He acknowledged that some jobs will be trimmed when the companies combine. But he predicted that the "lion's share" of Alltel workers in Little Rock and around the country will have jobs at Verizon once the deal is complete. He said he'd be leaving, but, unlike most Alltel workers, he'll take a seven-figure severance package, possibly worth $3 million or more based on Arkansas Business' account this morning.

Ford's calm words aside, questions remain. Ford was clear that there will be no Verizon corporate headquarters to replace Alltel's, though he speculated that Verizon may establish regional offices here.

Also at question is the fate of a call center on the Alltel campus. Ford was unsure what Verizon would choose to do with the call center, which employs hundreds of people.
 
Ford said most questions about the deal need to be directed to Verizon.

Talk Business coverage includes this Ford quote: "It's no tragedy." And, about the departure of the current senior management team (all protected with severance packages and possibly some equity proceeds), "I'm going to be a synergy in this deal." Arkansas Business: "...not a funeral, it's a transition."
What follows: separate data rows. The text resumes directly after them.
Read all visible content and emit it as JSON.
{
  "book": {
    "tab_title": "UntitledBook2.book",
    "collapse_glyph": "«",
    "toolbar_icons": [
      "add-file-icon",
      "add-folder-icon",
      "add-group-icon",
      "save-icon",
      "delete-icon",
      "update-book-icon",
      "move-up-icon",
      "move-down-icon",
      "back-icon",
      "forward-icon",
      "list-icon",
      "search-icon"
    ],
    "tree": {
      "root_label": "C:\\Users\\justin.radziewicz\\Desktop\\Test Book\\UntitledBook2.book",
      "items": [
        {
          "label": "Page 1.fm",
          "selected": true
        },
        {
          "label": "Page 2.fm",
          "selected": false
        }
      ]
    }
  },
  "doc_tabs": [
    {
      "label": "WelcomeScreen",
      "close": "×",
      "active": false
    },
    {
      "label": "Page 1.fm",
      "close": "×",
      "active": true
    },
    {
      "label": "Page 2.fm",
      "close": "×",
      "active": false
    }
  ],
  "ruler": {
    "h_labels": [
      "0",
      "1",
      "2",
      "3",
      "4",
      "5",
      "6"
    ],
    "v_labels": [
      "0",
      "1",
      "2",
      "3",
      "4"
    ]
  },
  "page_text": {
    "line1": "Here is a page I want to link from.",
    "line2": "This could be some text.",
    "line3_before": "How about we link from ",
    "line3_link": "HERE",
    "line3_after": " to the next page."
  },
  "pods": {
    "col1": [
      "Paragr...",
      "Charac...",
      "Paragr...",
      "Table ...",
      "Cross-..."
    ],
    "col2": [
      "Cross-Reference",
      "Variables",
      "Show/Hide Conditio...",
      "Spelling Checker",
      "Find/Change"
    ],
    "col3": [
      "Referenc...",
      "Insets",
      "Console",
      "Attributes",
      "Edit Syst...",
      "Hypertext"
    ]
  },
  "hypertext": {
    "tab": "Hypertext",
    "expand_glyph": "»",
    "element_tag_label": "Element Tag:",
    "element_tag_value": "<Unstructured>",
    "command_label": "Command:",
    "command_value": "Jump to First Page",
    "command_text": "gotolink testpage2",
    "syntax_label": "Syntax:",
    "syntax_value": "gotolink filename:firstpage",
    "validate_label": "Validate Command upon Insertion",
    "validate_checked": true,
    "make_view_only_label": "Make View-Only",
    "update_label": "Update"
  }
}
Ford indicated he had believed the private investment company that bought Alltel last year would be in place as owner for three to five years, but a sale was accelerated because of changing financial markets and concerns about the debt needed to finance the deal.

Reuters, which referred to Alltel as a "rural" mobile phone provider, said Verizon hoped to save $1 billion in the second year afer closing through reduced capital and operating costs. People are a big part of operating costs.

And, finally, courtesy of Arkansas Business, some video:

 

From the ArkTimes store

Comments (3)

Showing 1-3 of 3

Add a comment
 

Add a comment

Clicky